    The company that makes it is owned by Philipino firm Mondo Nissin.

    But it is made in Stokesley in North Yorkshire and Billingham in the North East.

    Quorn was a niche product ten years ago, says chief executive Kevin Brennan.

    "Ten years ago its was very much a vegeterian consumer base, but now 75% of our consumers aren't vegetarian. They're what we call a meat reducer".

    "It's the fastest growing food category," he said.

    At the moment chief executive Mr Brennan is trying to double sales in the US, where the wide range of Quorn products is a selling factor.

    "A lot of US firms are focused on producing a burger replacement product, so the the range of products is actually quite limited."

  11. Japanese stocks lead Asian declines

    Man stands in front of stock board in Japan

    Stocks in Japan lost ground in a mostly downbeat session for markets across Asia.

    In afternoon trading, the Nikkei 225 index dropped 0.8%, while Hong Kong's Hang Seng pulled back 0.5% and Shanghai Composite was steady. Australia's ASX 200 bucked the trend, rising 0.3%

  12. Why the suspicion over Huawei?

    BBC Radio 5 Live

    Huawei

    Why are the US, and other nations so suspicious of Chinese tech firm Huawei, when there's no hard evidence that it has enabled spying.

    Asia Business Correspondent Karishma Vaswani says it's partly to do with Chinese law: "The National Intelligence Law which was passed in 2017 in China requires organisations and individual to assist the state in any form of intelligence gathering - you can not refuse."

    However, the company's founder has Karishma that he would shut the company before complying with this law. He says he's never been asked by the Chinese government to hand over data, or build a back door within the telecoms equipment he supplies.

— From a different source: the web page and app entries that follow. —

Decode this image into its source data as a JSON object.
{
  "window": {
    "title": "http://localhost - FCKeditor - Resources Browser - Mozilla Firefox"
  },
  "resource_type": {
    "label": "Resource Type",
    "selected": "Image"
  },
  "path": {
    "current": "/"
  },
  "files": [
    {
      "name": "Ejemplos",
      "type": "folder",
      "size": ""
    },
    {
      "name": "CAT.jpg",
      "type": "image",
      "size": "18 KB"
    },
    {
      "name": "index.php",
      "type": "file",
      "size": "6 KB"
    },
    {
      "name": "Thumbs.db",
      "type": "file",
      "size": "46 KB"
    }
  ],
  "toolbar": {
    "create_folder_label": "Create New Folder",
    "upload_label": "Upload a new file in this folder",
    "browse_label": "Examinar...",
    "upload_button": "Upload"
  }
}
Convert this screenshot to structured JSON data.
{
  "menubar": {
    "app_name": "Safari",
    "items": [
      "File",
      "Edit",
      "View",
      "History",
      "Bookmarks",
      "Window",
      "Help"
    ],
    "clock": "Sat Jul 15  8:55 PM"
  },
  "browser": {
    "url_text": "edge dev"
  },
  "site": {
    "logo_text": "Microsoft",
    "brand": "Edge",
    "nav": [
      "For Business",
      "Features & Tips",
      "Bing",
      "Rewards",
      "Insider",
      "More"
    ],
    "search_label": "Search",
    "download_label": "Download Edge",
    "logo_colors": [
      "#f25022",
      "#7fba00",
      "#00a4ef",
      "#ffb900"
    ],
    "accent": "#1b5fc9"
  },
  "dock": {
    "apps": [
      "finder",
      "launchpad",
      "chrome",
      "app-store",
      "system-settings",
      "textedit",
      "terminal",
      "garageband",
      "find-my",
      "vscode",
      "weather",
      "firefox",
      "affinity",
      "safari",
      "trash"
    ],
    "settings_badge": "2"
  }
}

    Huawei has filed a lawsuit against the US government over a ban that restricts government agencies from using its products.

  13. Good morning!

    Ben Morris

    Business reporter

    Welcome to Thursday's Business Live page.

    China's Huawei is suing the US government over a ban on its products.

    We'll find out later this morning what - if any - bonus staff at John Lewis will receive, when the retailer announces annual results.

    And find out why "meat reducers" have helped propel sales at one north Yorkshire food firm.